Twiggy Branches are: Christopher Pravdica (SWANS, Human Impact) on bass, Drew Thomas (Dead Heavens, Into Another) on drums/percussion, Phil Costello (Witch Taint, Satanicide) on lead guitar and Kevin McGinnis on vocals, guitar and piano.
Are you making a profitable living off music?
“NO. NOT EVEN CLOSE.”
What are you hoping to achieve with your music?
“Well, I have nothing to prove anymore, so that redefines the notion and concept of achievement for me. I’d love to make a better living and have my following grow exponentially, but if none of that occurs, I’ll just create at whatever pace I find sustainable, whether that’s not at all, or constantly, etc. It might be that I find my biggest audience years from now when I’m ‘rediscovered’ and finally ‘understood’. (Laughs)”
“I’m beyond happy that I still get attention and support from great, cool blogs and stations like yours, and that there is an appreciation for what I’ve created, even though I’m not functioning from a very high peak of success. Twenty years later all the New Rising Sons music has finally been released and I’m still writing and putting out good tunes…. so, I figure that plays into the idea of leaving a legacy behind no matter how I feel about the present or possible future situations.”
With The New Risings Sons you’ve shared the stage with Iggy Pop, Manic Street Preachers and Pink. With Dopo Yume you’ve opened shows for Rufus Wainwright. If you could open a show for any artist or band who would it be?

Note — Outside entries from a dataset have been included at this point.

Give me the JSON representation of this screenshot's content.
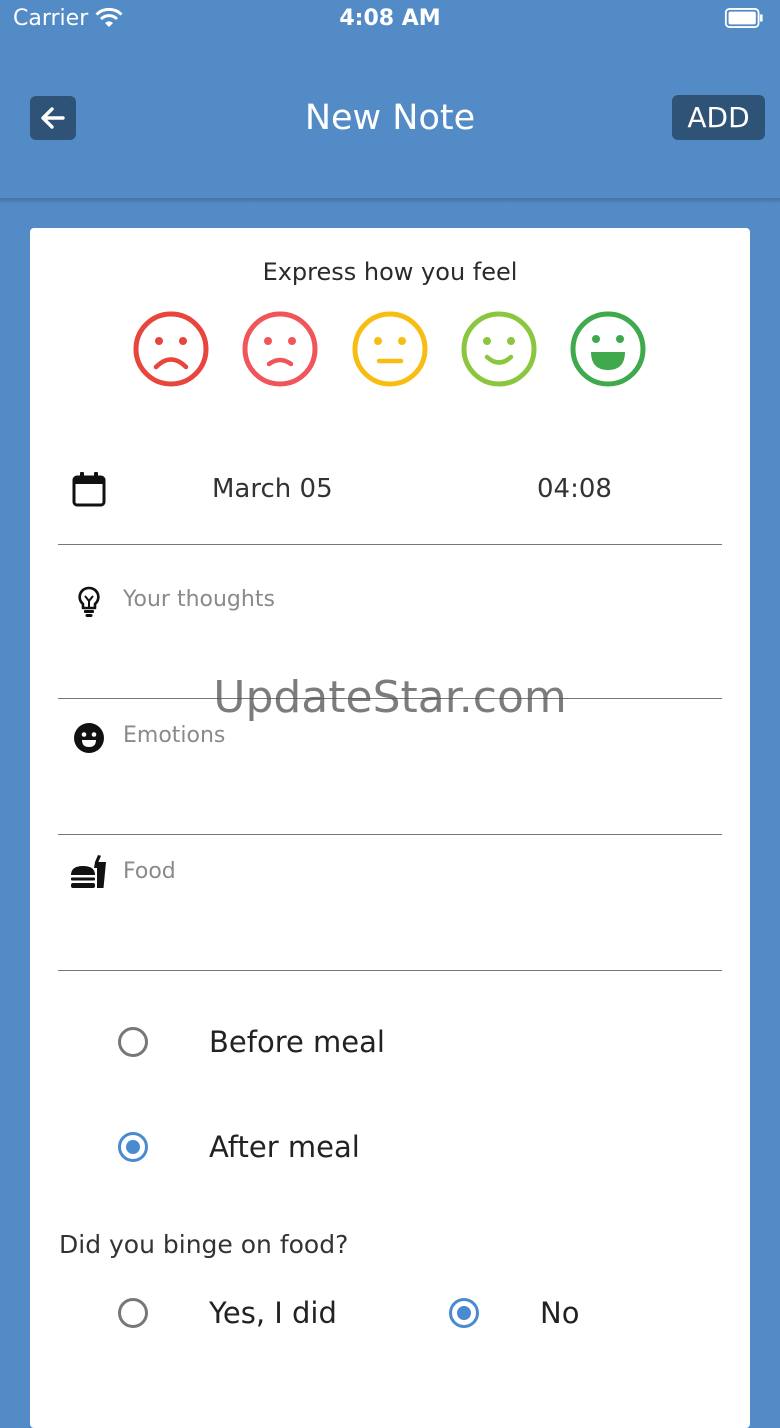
{
  "status_bar": {
    "carrier": "Carrier",
    "time": "4:08 AM"
  },
  "nav": {
    "title": "New Note",
    "add_label": "ADD"
  },
  "mood": {
    "prompt": "Express how you feel",
    "faces": [
      {
        "icon": "very-sad-face-icon",
        "color": "#e8453c"
      },
      {
        "icon": "sad-face-icon",
        "color": "#f0555a"
      },
      {
        "icon": "neutral-face-icon",
        "color": "#f7bd12"
      },
      {
        "icon": "happy-face-icon",
        "color": "#8cc63f"
      },
      {
        "icon": "very-happy-face-icon",
        "color": "#3fa94b"
      }
    ]
  },
  "date_row": {
    "icon": "calendar-icon",
    "date": "March 05",
    "time": "04:08"
  },
  "fields": {
    "thoughts_placeholder": "Your thoughts",
    "emotions_placeholder": "Emotions",
    "food_placeholder": "Food"
  },
  "meal_timing": {
    "options": [
      {
        "label": "Before meal",
        "selected": false
      },
      {
        "label": "After meal",
        "selected": true
      }
    ]
  },
  "binge": {
    "question": "Did you binge on food?",
    "options": [
      {
        "label": "Yes, I did",
        "selected": false
      },
      {
        "label": "No",
        "selected": true
      }
    ]
  },
  "watermark": "UpdateStar.com",
  "colors": {
    "background": "#538bc6",
    "button": "#2f5377",
    "radio_selected": "#4a8bd0"
  }
}
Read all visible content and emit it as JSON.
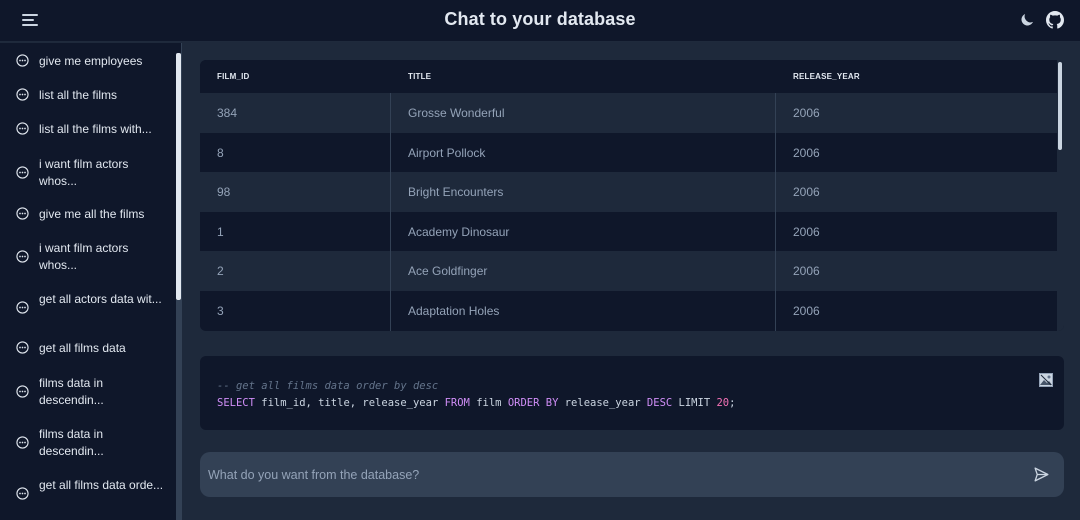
{
  "app": {
    "title": "Chat to your database"
  },
  "header": {
    "menu_icon": "menu-icon",
    "theme_icon": "moon-icon",
    "github_icon": "github-icon"
  },
  "sidebar": {
    "items": [
      {
        "label": "give me employees"
      },
      {
        "label": "list all the films"
      },
      {
        "label": "list all the films with..."
      },
      {
        "label": "i want film actors whos..."
      },
      {
        "label": "give me all the films"
      },
      {
        "label": "i want film actors whos..."
      },
      {
        "label": "get all actors data wit..."
      },
      {
        "label": "get all films data"
      },
      {
        "label": "films data in descendin..."
      },
      {
        "label": "films data in descendin..."
      },
      {
        "label": "get all films data orde..."
      }
    ]
  },
  "results": {
    "columns": [
      "FILM_ID",
      "TITLE",
      "RELEASE_YEAR"
    ],
    "rows": [
      [
        "384",
        "Grosse Wonderful",
        "2006"
      ],
      [
        "8",
        "Airport Pollock",
        "2006"
      ],
      [
        "98",
        "Bright Encounters",
        "2006"
      ],
      [
        "1",
        "Academy Dinosaur",
        "2006"
      ],
      [
        "2",
        "Ace Goldfinger",
        "2006"
      ],
      [
        "3",
        "Adaptation Holes",
        "2006"
      ]
    ]
  },
  "sql": {
    "comment": "-- get all films data order by desc",
    "kw_select": "SELECT",
    "fields": " film_id, title, release_year ",
    "kw_from": "FROM",
    "table": " film ",
    "kw_order": "ORDER BY",
    "order_field": " release_year ",
    "kw_desc": "DESC",
    "kw_limit": " LIMIT ",
    "limit": "20",
    "end": ";"
  },
  "prompt": {
    "placeholder": "What do you want from the database?",
    "value": ""
  },
  "colors": {
    "background": "#1e293b",
    "panel": "#0f172a",
    "keyword": "#d08ef7",
    "number": "#f472b6",
    "input": "#334155"
  }
}
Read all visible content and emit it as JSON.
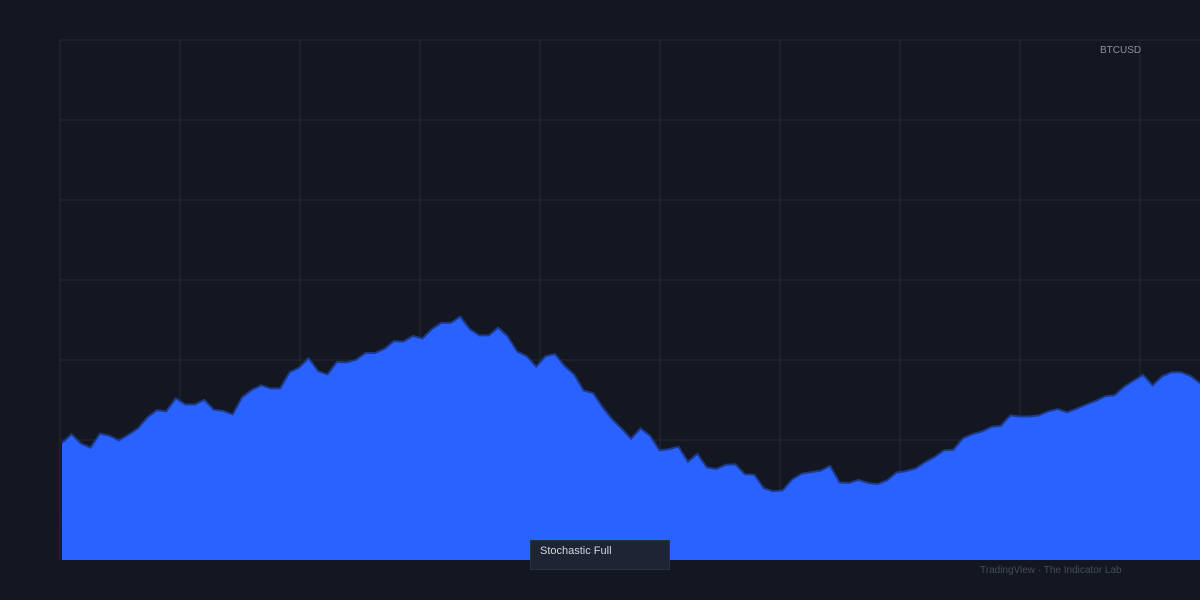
{
  "symbol": "BTCUSD",
  "indicator_label": "Stochastic Full",
  "watermark": "TradingView · The Indicator Lab",
  "colors": {
    "background": "#131722",
    "grid": "#232937",
    "area_fill": "#2962ff",
    "area_line": "#1e3a8a"
  },
  "chart_data": {
    "type": "area",
    "title": "",
    "xlabel": "",
    "ylabel": "",
    "ylim": [
      0,
      100
    ],
    "grid": true,
    "x_tick_labels": [],
    "y_tick_labels": [],
    "series": [
      {
        "values": [
          22.5,
          24.2,
          22.4,
          21.6,
          24.3,
          23.9,
          23.0,
          24.1,
          25.3,
          27.4,
          28.8,
          28.6,
          31.1,
          29.9,
          29.9,
          30.8,
          28.9,
          28.7,
          28.0,
          31.3,
          32.7,
          33.6,
          33.0,
          33.0,
          36.1,
          37.0,
          38.8,
          36.3,
          35.7,
          38.1,
          38.0,
          38.5,
          39.8,
          39.8,
          40.6,
          42.1,
          42.0,
          43.1,
          42.6,
          44.4,
          45.6,
          45.6,
          46.8,
          44.4,
          43.2,
          43.2,
          44.7,
          43.0,
          40.1,
          39.2,
          37.2,
          39.2,
          39.6,
          37.3,
          35.7,
          32.6,
          32.1,
          29.4,
          27.1,
          25.3,
          23.3,
          25.3,
          23.9,
          21.1,
          21.3,
          21.8,
          18.9,
          20.4,
          17.8,
          17.5,
          18.3,
          18.4,
          16.5,
          16.4,
          13.8,
          13.2,
          13.4,
          15.5,
          16.6,
          16.9,
          17.2,
          18.1,
          14.9,
          14.8,
          15.4,
          14.8,
          14.6,
          15.3,
          16.8,
          17.1,
          17.6,
          18.8,
          19.8,
          21.1,
          21.2,
          23.4,
          24.2,
          24.7,
          25.6,
          25.8,
          27.8,
          27.6,
          27.6,
          27.8,
          28.6,
          29.0,
          28.4,
          29.1,
          29.9,
          30.6,
          31.5,
          31.7,
          33.3,
          34.5,
          35.6,
          33.6,
          35.3,
          36.1,
          36.1,
          35.4,
          34.0
        ]
      }
    ]
  }
}
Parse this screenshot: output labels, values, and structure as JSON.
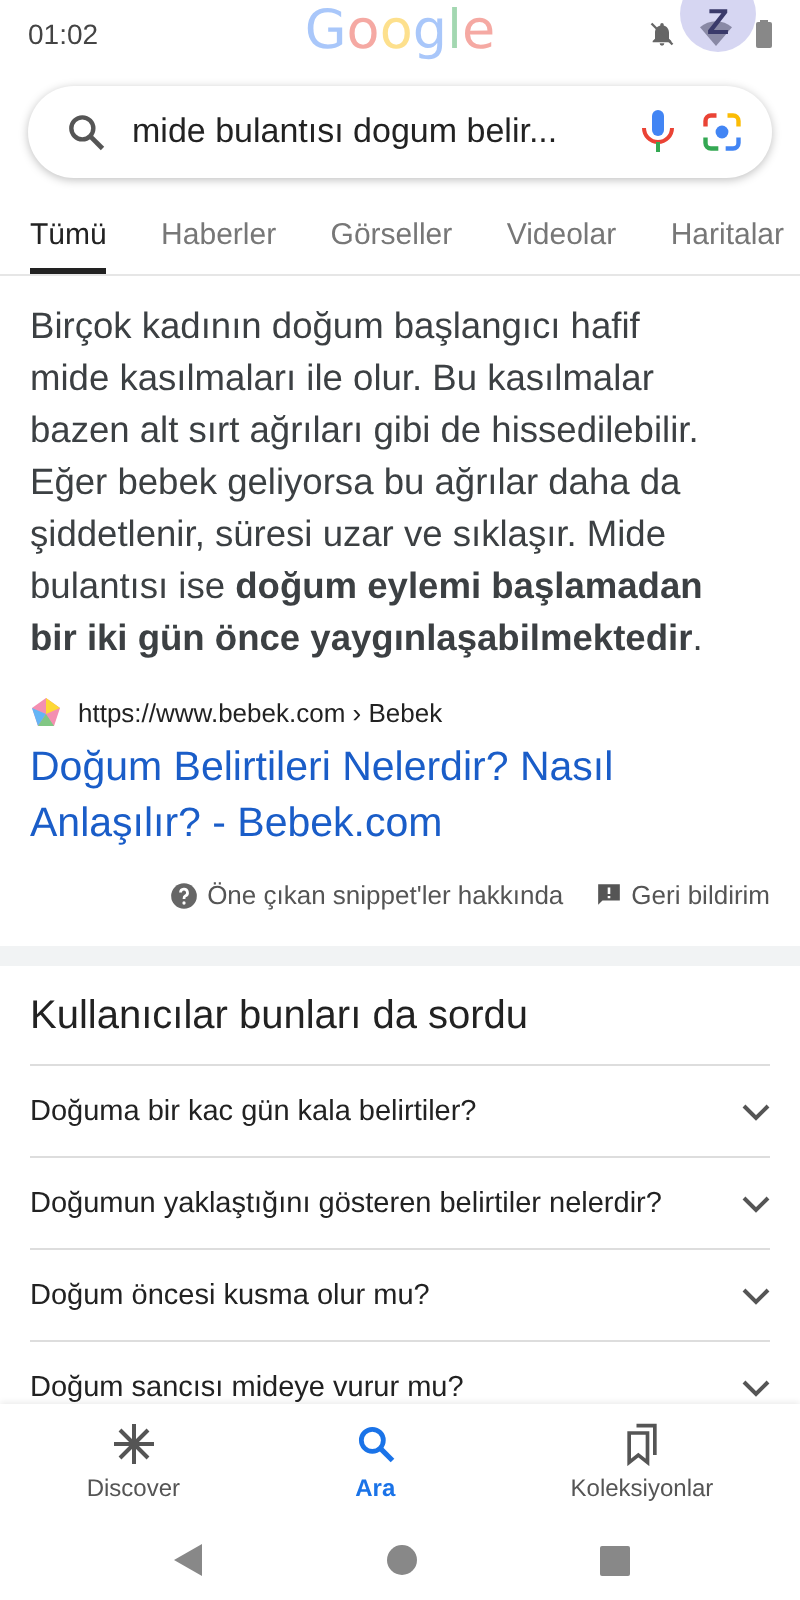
{
  "status_bar": {
    "time": "01:02"
  },
  "logo": "Google",
  "avatar": {
    "letter": "Z"
  },
  "search": {
    "value": "mide bulantısı dogum belir..."
  },
  "tabs": [
    {
      "label": "Tümü",
      "selected": true
    },
    {
      "label": "Haberler",
      "selected": false
    },
    {
      "label": "Görseller",
      "selected": false
    },
    {
      "label": "Videolar",
      "selected": false
    },
    {
      "label": "Haritalar",
      "selected": false
    }
  ],
  "snippet": {
    "text": "Birçok kadının doğum başlangıcı hafif mide kasılmaları ile olur. Bu kasılmalar bazen alt sırt ağrıları gibi de hissedilebilir. Eğer bebek geliyorsa bu ağrılar daha da şiddetlenir, süresi uzar ve sıklaşır. Mide bulantısı ise **doğum eylemi başlamadan bir iki gün önce yaygınlaşabilmektedir**.",
    "source": "https://www.bebek.com › Bebek",
    "title": "Doğum Belirtileri Nelerdir? Nasıl Anlaşılır? - Bebek.com",
    "about": "Öne çıkan snippet'ler hakkında",
    "feedback": "Geri bildirim"
  },
  "people_also_ask": {
    "heading": "Kullanıcılar bunları da sordu",
    "questions": [
      {
        "text": "Doğuma bir kac gün kala belirtiler?",
        "expanded": false
      },
      {
        "text": "Doğumun yaklaştığını gösteren belirtiler nelerdir?",
        "expanded": false
      },
      {
        "text": "Doğum öncesi kusma olur mu?",
        "expanded": false
      },
      {
        "text": "Doğum sancısı mideye vurur mu?",
        "expanded": false
      }
    ]
  },
  "bottom_nav": [
    {
      "label": "Discover",
      "selected": false
    },
    {
      "label": "Ara",
      "selected": true
    },
    {
      "label": "Koleksiyonlar",
      "selected": false
    }
  ]
}
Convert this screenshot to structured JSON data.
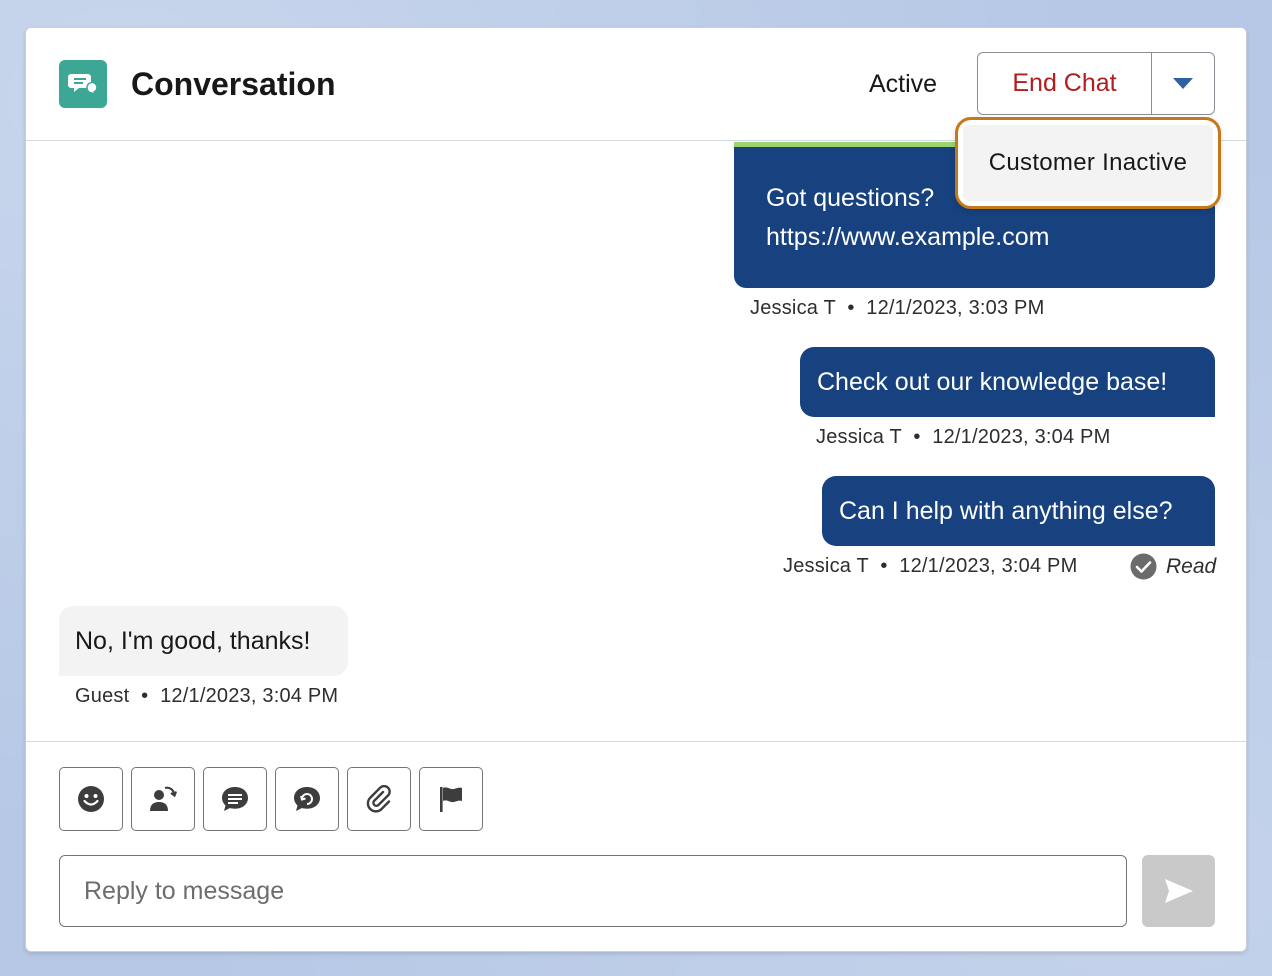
{
  "header": {
    "title": "Conversation",
    "status": "Active",
    "end_chat_label": "End Chat"
  },
  "menu": {
    "items": [
      {
        "label": "Customer Inactive"
      }
    ]
  },
  "messages": [
    {
      "text_lines": [
        "Got questions?",
        "https://www.example.com"
      ],
      "sender": "Jessica T",
      "time": "12/1/2023, 3:03 PM"
    },
    {
      "text": "Check out our knowledge base!",
      "sender": "Jessica T",
      "time": "12/1/2023, 3:04 PM"
    },
    {
      "text": "Can I help with anything else?",
      "sender": "Jessica T",
      "time": "12/1/2023, 3:04 PM",
      "receipt": "Read"
    },
    {
      "text": "No, I'm good, thanks!",
      "sender": "Guest",
      "time": "12/1/2023, 3:04 PM"
    }
  ],
  "separator": "•",
  "composer": {
    "placeholder": "Reply to message",
    "tools": [
      "emoji-icon",
      "transfer-icon",
      "quick-text-icon",
      "knowledge-icon",
      "attach-icon",
      "flag-icon"
    ]
  },
  "colors": {
    "brand_icon": "#3ba794",
    "outgoing_bubble": "#17427f",
    "end_chat_text": "#b21d1d",
    "menu_highlight": "#c6791c"
  }
}
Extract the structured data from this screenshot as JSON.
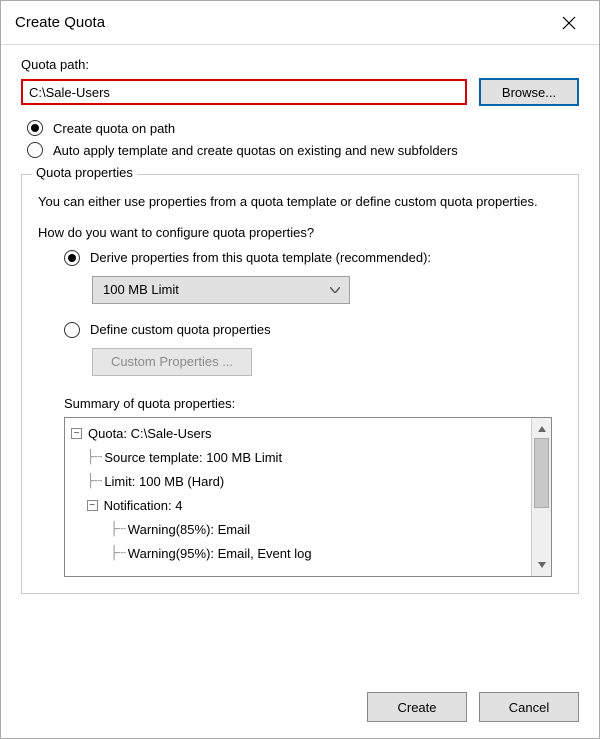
{
  "title": "Create Quota",
  "path": {
    "label": "Quota path:",
    "value": "C:\\Sale-Users",
    "browse": "Browse..."
  },
  "create_mode": {
    "path_label": "Create quota on path",
    "auto_label": "Auto apply template and create quotas on existing and new subfolders"
  },
  "properties": {
    "legend": "Quota properties",
    "intro": "You can either use properties from a quota template or define custom quota properties.",
    "prompt": "How do you want to configure quota properties?",
    "derive_label": "Derive properties from this quota template (recommended):",
    "template_selected": "100 MB Limit",
    "define_custom_label": "Define custom quota properties",
    "custom_btn": "Custom Properties ...",
    "summary_label": "Summary of quota properties:",
    "summary_tree": {
      "root": "Quota: C:\\Sale-Users",
      "lines": [
        "Source template: 100 MB Limit",
        "Limit: 100 MB (Hard)"
      ],
      "notif_label": "Notification: 4",
      "notif_lines": [
        "Warning(85%): Email",
        "Warning(95%): Email, Event log"
      ]
    }
  },
  "footer": {
    "create": "Create",
    "cancel": "Cancel"
  }
}
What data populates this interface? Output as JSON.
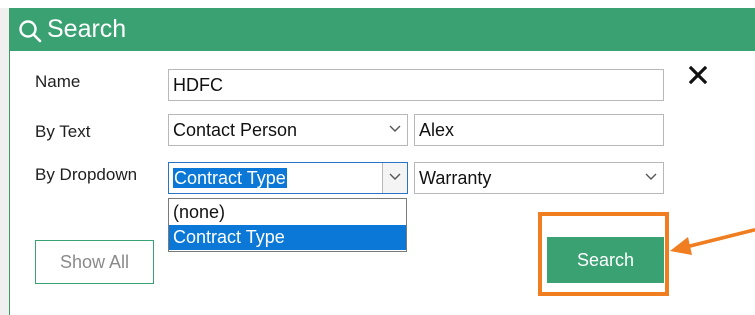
{
  "window": {
    "title": "Search"
  },
  "form": {
    "name_label": "Name",
    "name_value": "HDFC",
    "by_text_label": "By Text",
    "by_text_field": "Contact Person",
    "by_text_value": "Alex",
    "by_dropdown_label": "By Dropdown",
    "by_dropdown_field": "Contract Type",
    "by_dropdown_value": "Warranty"
  },
  "dropdown_list": {
    "options": [
      "(none)",
      "Contract Type"
    ],
    "highlighted": "Contract Type"
  },
  "buttons": {
    "show_all": "Show All",
    "search": "Search"
  },
  "icons": {
    "title": "search-icon",
    "close": "close-icon",
    "chevron": "chevron-down-icon",
    "annotation": "arrow-left-icon"
  },
  "colors": {
    "titlebar": "#3aa272",
    "accent": "#3aa272",
    "highlight": "#f07d1f",
    "selection": "#0b78d7"
  }
}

“The best reason to open for a band is exposure. So, to be honest, I’d like to open for any big band that could make our endeavors more fruitful. Unless, they’re just obviously not compatible or completely major assholes. It’s not a dream of mine to open for anyone at this point, but I would love to have been talented enough and around to have played with Miles Davis, or even be a member of Megadeth… blah blah blah. These answers may come off a bit self assured, but it’s really just a product of being in this lane for so many years.”
What advice would you give to your younger self and why?
“The music world has changed so much since I started. It would be near impossible to send helpful advice back to my earlier self that could actually predict the massive shift in the business. With that in mind though, if I was just beginning amongst all the rubble that is the music business today, I’d tell myself to run far away from it. The opportunities are just so minimal and truly few and far between. Unfortunately, because of decisions I’ve made, I’m still wading through it daily, as I strive to reinvent myself.”
What’s your favourite song from the Cool 20?
“I’m digging the song ‘Wasted Time’ by Candid, from the Cool 20.”
What song would you like to add as a bonus track and why?
“I’m going to pick the song ‘All Night‘ by the band Low, from their latest LP ‘Hey What’. I really feel this is a brilliant effort in songwriting and production twenty years into a career, and a beautiful way for them to stay artistically relevant all these years later.”
Want even more Twelve A.M. Flowers? The band’s music is out on all streaming platforms. You can also contact them for merch options.
Twelve A.M. Flowers on Facebook
Twiggy Branches on Facebook
The New Rising Sons on Facebook
Twelve A.M. Flowers on Bandcamp
Twiggy Branches on Bandcamp
(Photo credits for cover photo: Jacqui McSweeney)